Getting off the couch and into activities that get your body moving is linked to a decreased risk of obstructive sleep apnea (OSA), according to a wide-scale study that highlights the hazards of leading a sedentary life.
The study, published in the European Respiratory Journal, tracked around 130,000 men and women in the U.S. over a period of 10 to 18 years and found that more movement and less sedentary behaviour were associated with a lower likelihood of OSA. “In our study, higher levels of physical activity and fewer hours of TV watching and sitting either at work or away from home were associated with lower OSA incidence after accounting for potential confounders,” said Tianyi Huang, an associate epidemiologist at Brigham and Women’s Hospital, a teaching hospital affiliated with Harvard University. “Our results suggest that promoting an active lifestyle may have substantial benefits for both prevention and treatment of OSA.”
A 2014 study estimated that around 5.4 million Canadians have either been diagnosed with sleep apnea or are at high risk of the disorder. OSA, the most common type of sleep apnea, occurs when the upper airways become blocked, often because the soft tissue at the back of the throat collapses and obstructs the flow of oxygen to the lungs. This passage can also become comprised in people with large tongues, relaxed throat muscles or narrow airways.
Family members are usually aware of the issue before those with the actual disorder, largely because obstructed airways can result in loud snoring followed by choking or gasping for breath during sleep. Many of the symptoms of OSA are felt the next day, including a morning headache, fatigue, irritability or mood changes, poor concentration, memory loss or a lowered sex drive. Serious cases of OSA can increase the risk of heart issues, including heart failure.
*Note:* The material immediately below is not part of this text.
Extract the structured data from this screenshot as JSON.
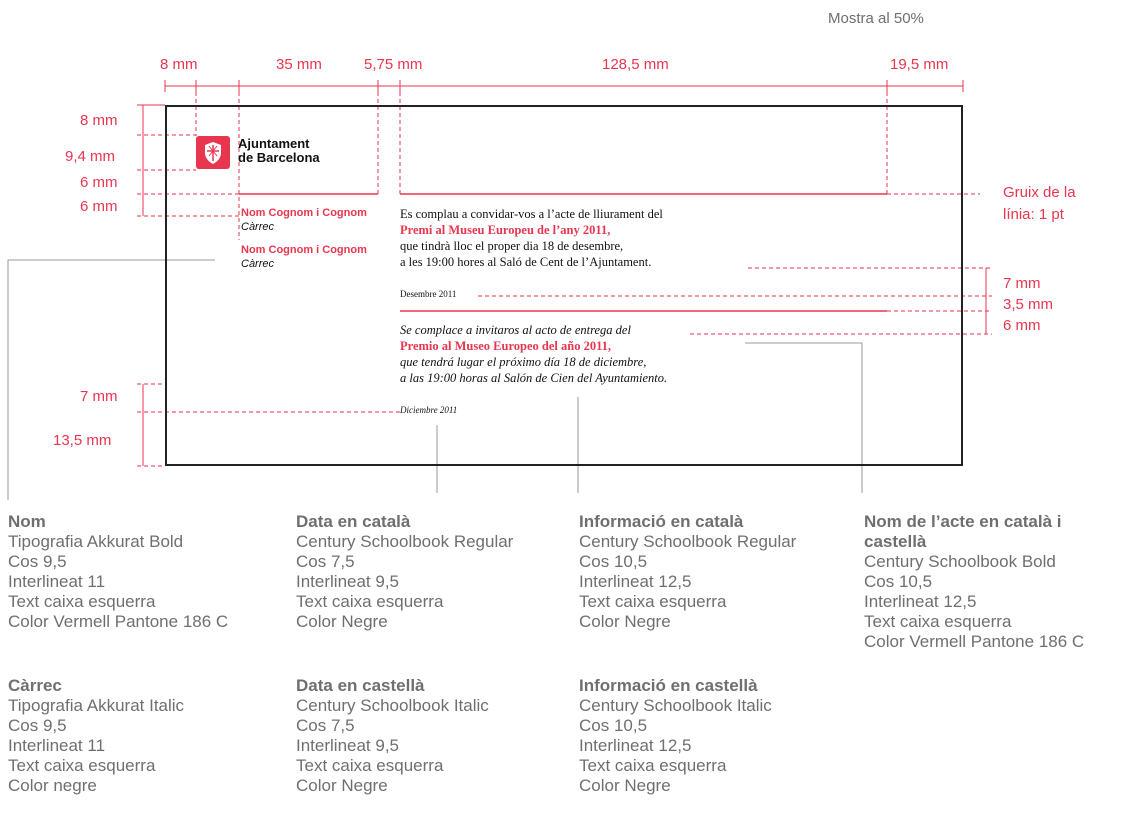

Researchers used statistical modelling to compare physical activity and sedentary hours to OSA diagnoses. Moderate and vigorous physical activity were looked at separately and both were found to be strongly tied a lower risk of OSA, with no real difference detected between the intensity of the activity. The correlation was strongest for women, adults over the age of 65 and those with a BMI greater or equal to 25 kg/m2.
“Most prior observational studies on the associations of physical activity and sedentary behaviour with OSA were cross-sectional, with incomplete exposure assessment and inadequate control for confounding,” Huang said. “This is the first prospective study that simultaneously evaluates physical activity and sedentary behaviour in relation to OSA risk.”
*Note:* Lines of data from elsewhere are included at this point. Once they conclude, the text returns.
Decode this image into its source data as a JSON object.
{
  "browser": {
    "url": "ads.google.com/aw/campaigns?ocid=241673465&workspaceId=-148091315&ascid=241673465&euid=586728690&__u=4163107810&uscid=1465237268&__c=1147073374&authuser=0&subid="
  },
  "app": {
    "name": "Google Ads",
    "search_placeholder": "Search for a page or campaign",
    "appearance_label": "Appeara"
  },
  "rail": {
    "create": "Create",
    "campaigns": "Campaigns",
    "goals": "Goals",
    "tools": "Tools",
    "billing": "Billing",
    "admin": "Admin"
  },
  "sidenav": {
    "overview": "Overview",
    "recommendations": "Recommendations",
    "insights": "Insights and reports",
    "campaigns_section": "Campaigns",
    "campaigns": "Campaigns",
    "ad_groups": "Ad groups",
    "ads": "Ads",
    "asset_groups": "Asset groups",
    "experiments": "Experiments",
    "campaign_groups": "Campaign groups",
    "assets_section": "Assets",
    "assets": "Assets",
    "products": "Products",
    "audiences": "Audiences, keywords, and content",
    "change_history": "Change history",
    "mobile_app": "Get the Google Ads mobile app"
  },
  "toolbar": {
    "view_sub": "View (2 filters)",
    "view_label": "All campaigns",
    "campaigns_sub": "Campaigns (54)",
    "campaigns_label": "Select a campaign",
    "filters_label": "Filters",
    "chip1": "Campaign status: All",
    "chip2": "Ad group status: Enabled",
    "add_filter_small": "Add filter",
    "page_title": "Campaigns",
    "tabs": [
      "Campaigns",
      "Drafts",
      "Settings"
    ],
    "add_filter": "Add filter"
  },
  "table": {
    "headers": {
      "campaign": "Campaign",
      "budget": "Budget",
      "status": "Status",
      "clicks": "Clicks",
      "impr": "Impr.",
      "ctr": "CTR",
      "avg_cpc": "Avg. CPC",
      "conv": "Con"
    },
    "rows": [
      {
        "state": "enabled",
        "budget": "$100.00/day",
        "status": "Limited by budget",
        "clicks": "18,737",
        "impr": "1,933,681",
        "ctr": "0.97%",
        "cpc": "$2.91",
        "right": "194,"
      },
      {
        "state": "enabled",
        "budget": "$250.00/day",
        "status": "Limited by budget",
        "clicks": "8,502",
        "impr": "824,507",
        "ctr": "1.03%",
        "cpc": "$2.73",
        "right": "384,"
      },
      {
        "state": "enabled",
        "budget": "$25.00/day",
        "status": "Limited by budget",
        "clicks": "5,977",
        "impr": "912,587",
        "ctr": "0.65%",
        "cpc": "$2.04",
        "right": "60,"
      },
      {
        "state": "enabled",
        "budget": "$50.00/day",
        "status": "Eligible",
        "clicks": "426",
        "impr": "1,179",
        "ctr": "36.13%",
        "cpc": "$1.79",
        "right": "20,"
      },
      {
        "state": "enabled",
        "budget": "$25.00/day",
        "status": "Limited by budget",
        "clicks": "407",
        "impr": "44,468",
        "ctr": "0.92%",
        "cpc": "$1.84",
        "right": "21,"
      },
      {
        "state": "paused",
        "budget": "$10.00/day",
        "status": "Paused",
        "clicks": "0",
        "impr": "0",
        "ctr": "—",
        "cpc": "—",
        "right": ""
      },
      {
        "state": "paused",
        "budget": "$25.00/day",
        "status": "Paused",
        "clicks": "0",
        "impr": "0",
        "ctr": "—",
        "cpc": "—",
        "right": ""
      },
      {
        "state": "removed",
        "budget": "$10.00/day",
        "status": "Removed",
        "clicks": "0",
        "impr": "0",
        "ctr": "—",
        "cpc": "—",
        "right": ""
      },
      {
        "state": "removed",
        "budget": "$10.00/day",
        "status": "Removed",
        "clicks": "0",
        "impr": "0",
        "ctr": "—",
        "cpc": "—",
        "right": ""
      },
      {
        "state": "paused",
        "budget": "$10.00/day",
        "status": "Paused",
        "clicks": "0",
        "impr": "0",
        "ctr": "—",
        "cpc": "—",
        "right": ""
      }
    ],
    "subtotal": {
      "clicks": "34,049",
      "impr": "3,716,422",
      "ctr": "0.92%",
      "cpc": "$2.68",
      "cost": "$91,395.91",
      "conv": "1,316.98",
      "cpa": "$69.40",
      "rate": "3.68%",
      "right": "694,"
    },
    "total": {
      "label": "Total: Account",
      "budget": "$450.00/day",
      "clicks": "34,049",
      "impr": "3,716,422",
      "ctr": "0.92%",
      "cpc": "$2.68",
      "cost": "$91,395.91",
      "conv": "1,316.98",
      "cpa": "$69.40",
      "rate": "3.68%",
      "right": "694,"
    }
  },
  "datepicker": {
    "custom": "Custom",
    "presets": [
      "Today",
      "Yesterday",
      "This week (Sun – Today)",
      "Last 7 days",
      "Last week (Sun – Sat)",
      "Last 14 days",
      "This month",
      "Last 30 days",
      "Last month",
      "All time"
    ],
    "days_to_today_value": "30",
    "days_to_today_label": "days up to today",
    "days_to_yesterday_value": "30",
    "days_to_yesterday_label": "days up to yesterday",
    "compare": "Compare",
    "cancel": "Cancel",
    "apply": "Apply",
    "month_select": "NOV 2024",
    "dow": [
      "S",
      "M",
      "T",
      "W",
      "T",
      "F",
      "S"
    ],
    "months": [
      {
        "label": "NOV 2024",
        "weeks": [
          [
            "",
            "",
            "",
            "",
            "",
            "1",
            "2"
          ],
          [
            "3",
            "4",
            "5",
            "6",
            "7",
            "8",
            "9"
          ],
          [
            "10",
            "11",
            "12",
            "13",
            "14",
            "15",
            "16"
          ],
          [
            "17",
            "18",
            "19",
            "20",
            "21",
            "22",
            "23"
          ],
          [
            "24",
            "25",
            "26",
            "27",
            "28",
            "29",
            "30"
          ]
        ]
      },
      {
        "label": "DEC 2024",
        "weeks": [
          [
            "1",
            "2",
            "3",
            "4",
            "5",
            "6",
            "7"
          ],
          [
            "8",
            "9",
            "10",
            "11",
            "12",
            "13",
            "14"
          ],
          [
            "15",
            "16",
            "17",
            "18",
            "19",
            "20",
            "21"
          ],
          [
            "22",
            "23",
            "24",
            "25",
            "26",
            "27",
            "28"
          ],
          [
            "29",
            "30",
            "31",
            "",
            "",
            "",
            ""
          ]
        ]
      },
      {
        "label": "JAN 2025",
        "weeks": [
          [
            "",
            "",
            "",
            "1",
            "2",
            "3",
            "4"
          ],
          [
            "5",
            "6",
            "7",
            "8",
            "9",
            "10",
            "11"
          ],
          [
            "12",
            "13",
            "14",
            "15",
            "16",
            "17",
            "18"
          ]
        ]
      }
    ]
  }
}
The study’s large sample size and analysis of different levels of activity lend credibility to its findings, researchers said, but the self-reported nature of sedentary and physical activity may not have been the most ideal method of data collection. Next steps will likely involve using home sleep apnea tests and non-invasive monitoring methods to confirm the findings, Huang said. The study also focused only on recreational physical activity and not similar behaviour in the work place. Sedentary behaviour was characterized as sitting while watching TV or sitting away from work or home, a definition that may need to be broadened.
Still, the associations were strong enough for researchers to encourage doctors to preach the importance of physical activity as a bulwark against OSA. “We found that physical activity and sedentary behaviour are independently associated with OSA risk,” Huang said. “That is, for people who spend long hours sitting every day, increasing physical activity in their leisure time can equally lower OSA risk. Similarly, for those who are not able to participate in a lot of physical activity due to physical restrictions, reducing sedentary hours by standing or doing some mild activities could also lower OSA risk.
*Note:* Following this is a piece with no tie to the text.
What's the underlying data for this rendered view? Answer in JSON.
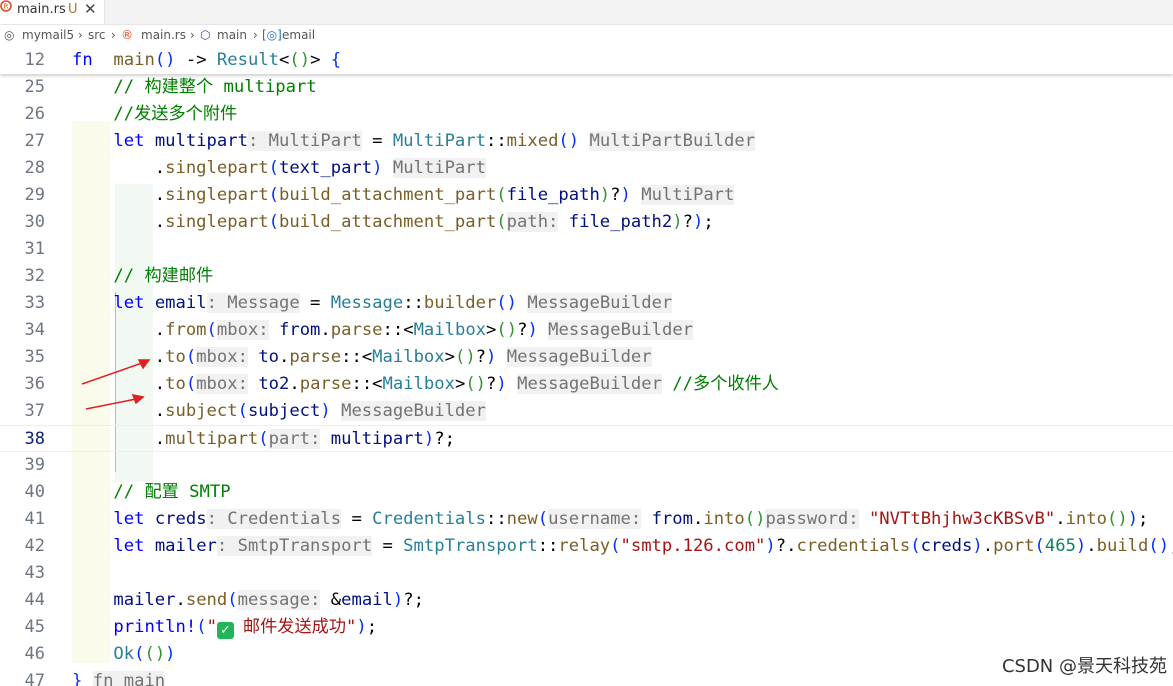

“Those who can lower sedentary time and increase physical activity would have the lowest risk.”
Dave Yasvinski is a writer with Healthing.ca